Over 6,000 Israelis took part in a rally against police brutality in central Tel Aviv. The demonstration turned violent, with reports of clashes between police and protesters. Some 85 people were arrested throughout the night.
Israeli media report that violent clashes between police and demonstrators broke out as protesters tried to push past police lines and march from Habima Square to Rabin Square. Windows were also smashed, and one group of people reportedly barricaded themselves in a bank. Protesters also blocked traffic on a major Tel Aviv highway.
Saturday’s mass demonstration took place a day after police arrested 12 opposition activists at another rally, during which protesters tried to reestablish a tent camp on the capital's posh Rothschild Boulevard, the scene of a mass encampment for social justice activists just a year ago.

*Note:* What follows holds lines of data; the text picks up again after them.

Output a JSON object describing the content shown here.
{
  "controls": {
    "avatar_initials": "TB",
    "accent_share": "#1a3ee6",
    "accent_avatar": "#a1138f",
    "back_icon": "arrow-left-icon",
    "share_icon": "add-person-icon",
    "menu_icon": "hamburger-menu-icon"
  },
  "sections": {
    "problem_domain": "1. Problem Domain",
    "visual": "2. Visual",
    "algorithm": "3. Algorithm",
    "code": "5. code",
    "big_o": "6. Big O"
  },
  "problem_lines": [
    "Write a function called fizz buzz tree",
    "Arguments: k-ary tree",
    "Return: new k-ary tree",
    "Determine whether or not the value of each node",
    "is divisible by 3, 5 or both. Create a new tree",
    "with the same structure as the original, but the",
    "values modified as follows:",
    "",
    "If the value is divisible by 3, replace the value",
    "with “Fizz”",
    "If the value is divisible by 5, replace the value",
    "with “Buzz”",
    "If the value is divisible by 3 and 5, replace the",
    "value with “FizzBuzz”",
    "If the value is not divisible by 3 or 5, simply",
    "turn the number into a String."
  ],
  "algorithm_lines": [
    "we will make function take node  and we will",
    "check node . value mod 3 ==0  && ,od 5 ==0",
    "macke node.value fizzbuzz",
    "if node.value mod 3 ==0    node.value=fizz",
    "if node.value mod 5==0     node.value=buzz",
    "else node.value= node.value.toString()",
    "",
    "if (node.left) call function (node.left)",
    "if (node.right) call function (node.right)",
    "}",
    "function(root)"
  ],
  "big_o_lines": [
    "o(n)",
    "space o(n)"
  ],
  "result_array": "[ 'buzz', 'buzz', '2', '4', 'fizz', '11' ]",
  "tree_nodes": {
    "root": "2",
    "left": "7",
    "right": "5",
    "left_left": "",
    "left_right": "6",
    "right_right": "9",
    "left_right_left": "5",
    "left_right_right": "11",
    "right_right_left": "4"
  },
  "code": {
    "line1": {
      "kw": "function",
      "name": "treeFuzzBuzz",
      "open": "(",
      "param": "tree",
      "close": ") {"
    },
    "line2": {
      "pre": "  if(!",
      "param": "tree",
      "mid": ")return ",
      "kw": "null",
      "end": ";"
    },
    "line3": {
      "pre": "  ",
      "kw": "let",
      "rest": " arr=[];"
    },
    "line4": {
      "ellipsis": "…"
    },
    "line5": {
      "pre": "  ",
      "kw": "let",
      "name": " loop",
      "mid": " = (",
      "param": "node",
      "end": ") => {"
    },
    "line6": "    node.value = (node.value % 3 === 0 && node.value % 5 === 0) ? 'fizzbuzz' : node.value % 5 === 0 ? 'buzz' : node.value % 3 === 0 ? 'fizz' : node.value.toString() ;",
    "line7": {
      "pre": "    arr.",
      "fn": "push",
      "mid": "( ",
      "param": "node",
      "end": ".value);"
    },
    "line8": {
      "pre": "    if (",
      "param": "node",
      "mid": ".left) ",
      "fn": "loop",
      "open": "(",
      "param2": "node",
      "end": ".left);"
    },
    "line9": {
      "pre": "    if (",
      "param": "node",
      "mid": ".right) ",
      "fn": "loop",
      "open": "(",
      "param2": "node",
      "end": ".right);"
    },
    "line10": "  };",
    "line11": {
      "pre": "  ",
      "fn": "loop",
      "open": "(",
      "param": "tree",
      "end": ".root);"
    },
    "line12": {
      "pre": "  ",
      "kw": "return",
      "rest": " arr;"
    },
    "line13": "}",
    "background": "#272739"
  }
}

Among those detained was the woman behind last year’s mass protests, Dafni Leef, as well as actor Tomer Sharon. A video posted online shows police grappling with Leef as she lies on the ground, as crowds chant “Free Dafni!”
Leef later appeared on television with a heavily bandaged arm and said her altercation with the police left her with a fractured rib.
The opposition reacted to Friday’s arrests by saying the government was employing repressive measures to prevent a rerun of last year’s long-running social justice protests, during which dozens of tent camps sprung up in Tel Aviv and other major cities.
“The Israel Police is behaving as it would in a police state, rather than a democratic state,” Zehava Gal-On, the leader of the social-liberal Meretz party said, as quoted by the Jerusalem Post. “It has become a political repressive instrument of the government, against all groups that protest against it. We saw on Rothschild Boulevard how the police are serving the government rather than the law.”
Labor Party leader Shelly Yechimovich also did not mince her words.
“Despite the fact that Public Security Minister [Yitzhak] Aharonovitch told me clearly in the Knesset that there was no order from on high to take harsh steps against the movement's protesters, it turns out that the government and its operational branches have decided not to enable the existence of democratic protests this summer,” she noted.
Amnesty International has accused Israeli police of using “serious violence” which went beyond a “reasonable use of force” to repress freedoms of speech and assembly following the unrest in Tel Aviv over the weekend. The human rights group sent a letter to Yitzhak Ahoronovitch demanding that he formulate instructions to police to ensure that the basic human rights of protesters are safeguarded.
Last summer, Dafni Leef, along with other activists, began a series of sit-in demonstrations that involved hundreds of thousands of demonstrators establishing tent camp cities throughout the country to protest social injustice, and in particular rising housing prices and the dilapidation of public services. They also called for an overhaul of the taxation system and the reestablishment of a welfare state.
Benjamin Netanyahu’s government promised that his government would go along with some of the demonstrators' demands. However, protests continued, and authorities moved in to dismantle the tent cities in Tel Aviv in October.
Journalist Mya Guarnieri believes that the protesters had a reason to be angry.
“I think breaking windows was a symbolic act designed to express the frustration at the lack of change here in Israel,” she noted. “The costs of living are as high as ever. The protests that happened last summer have not led to meaningful change, and so we see now a kind of overflow of this anger.”